Because FINA, the sport’s international governing body, does not have protocols for hearing impaired swimmers, USA Swimming decided to negate its existing rules for deaf swimmers.
Frank Busch, USA Swimming’s national team director, said the organization responded quickly to correct a poor initial decision that came about because swimming officials sought to replicate precisely the conditions its swimmers would face at the London Games.
“What we thought was the right thing to do here was the wrong thing,” Busch said. “It was an oversight. As soon as he said something, we got it corrected.”
In the water, Titus is just another swimmer. But before a race, he has to worry about procedures that hearing swimmers never think twice about: hearing the referee’s instructions to step onto the starting blocks, or when to take his mark in preparation of the start. Most important, he does not hear the buzzer signaling the start of the race.
Instead, he has relied on visual signals, a raised arm by the referee to indicate “ready” and “set,” and a light strobe behind his starting block to signal “go,” at national and international meets this year. Without hand signals, Titus is forced to watch his competitors to know when to step on to the starting blocks and when to take his mark.
“This is very frustrating. I have to deal with the additional stress of wondering whether I’ll get a fair start,” Titus said in an e-mail. “This not only makes me the last one on the blocks, it also makes me the last one to get set. I then have a shorter amount of ‘set’ time and sometimes am not entirely prepared for my dive.”
In a sport often decided by fractions of a second, any delay in reaction time off the start can cost a swimmer the race. At the 2008 U.S. Olympic trials, the difference between second and third in the 100 breaststroke, was 0.17 of a second. That is the difference between making the U.S. Olympic team and watching from home.

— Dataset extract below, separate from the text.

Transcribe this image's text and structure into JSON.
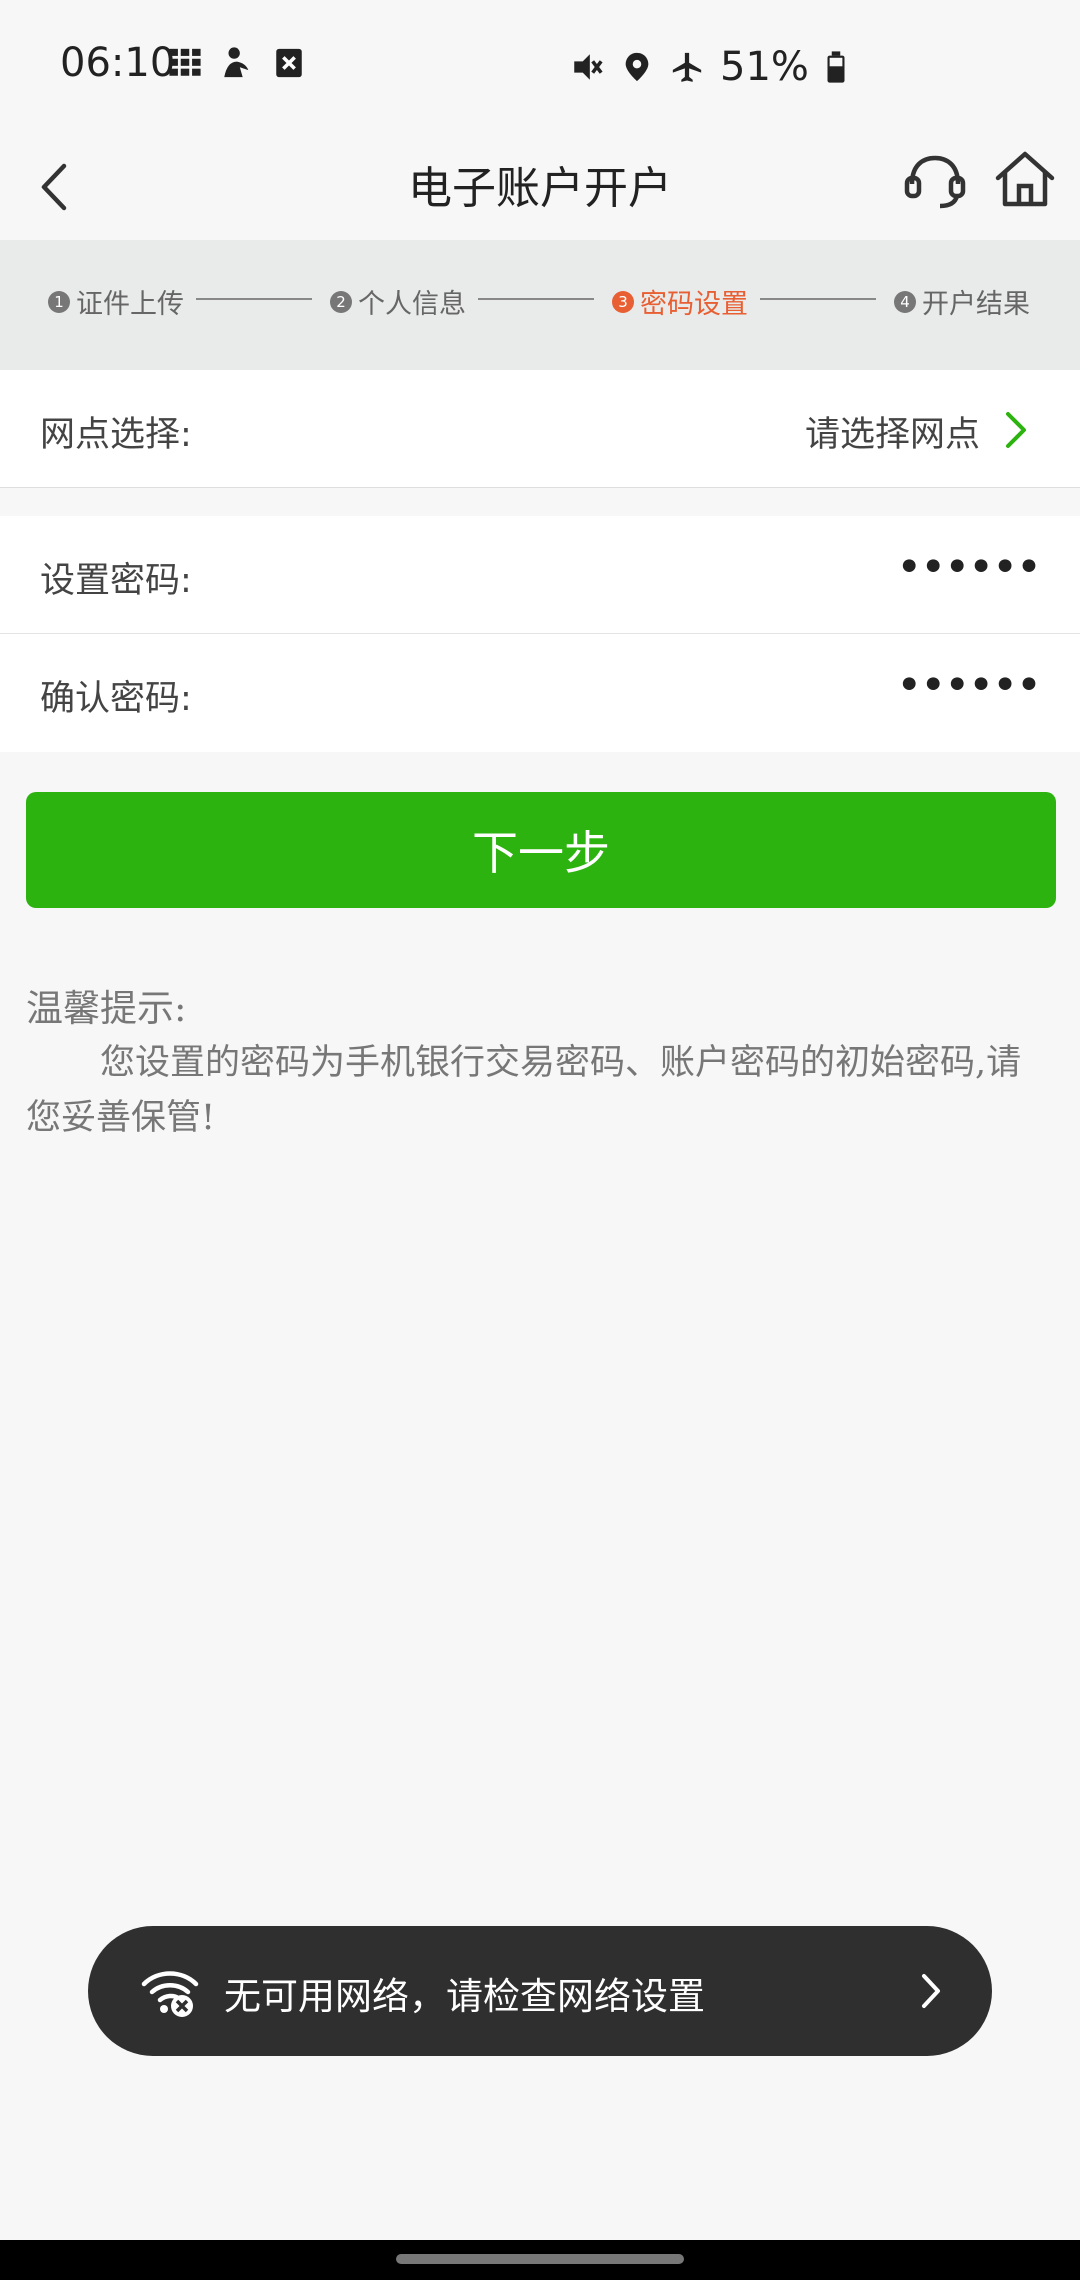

Last month in Indianapolis, Titus posted the fastest time by an American in the 100-meter breaststroke in 2012 — beating four-time Olympic medalist Brendan Hansen at the USA Swimming-sponsored grand prix event by 0.18 of a second.
Busch, who coached Titus at the University of Arizona, said USA Swimming has sent the same hand-signal professional on the road with Titus to meets for years.
“If Marcus makes the team, [USA Swimming] would probably champion [the] cause for London,” Busch said.
Titus is not swimming’s first elite deaf athlete. At the 2000 Sydney Olympics, Terence Parkin of South Africa won the silver medal in the 200 breaststroke. In footage of Parkin’s races at the Sydney games, it appears the FINA referee holds his hand out, giving the visual signal for “set.”
For Titus, this was a small win in a larger fight for equality for deaf swimmers who are still at a disadvantage, having to rely on referees remembering to use the hand signals. If he makes the U.S. squad, he will have to make similar pleas to FINA prior to the Olympics.
Staff writer Amy Shipley contributed to this report.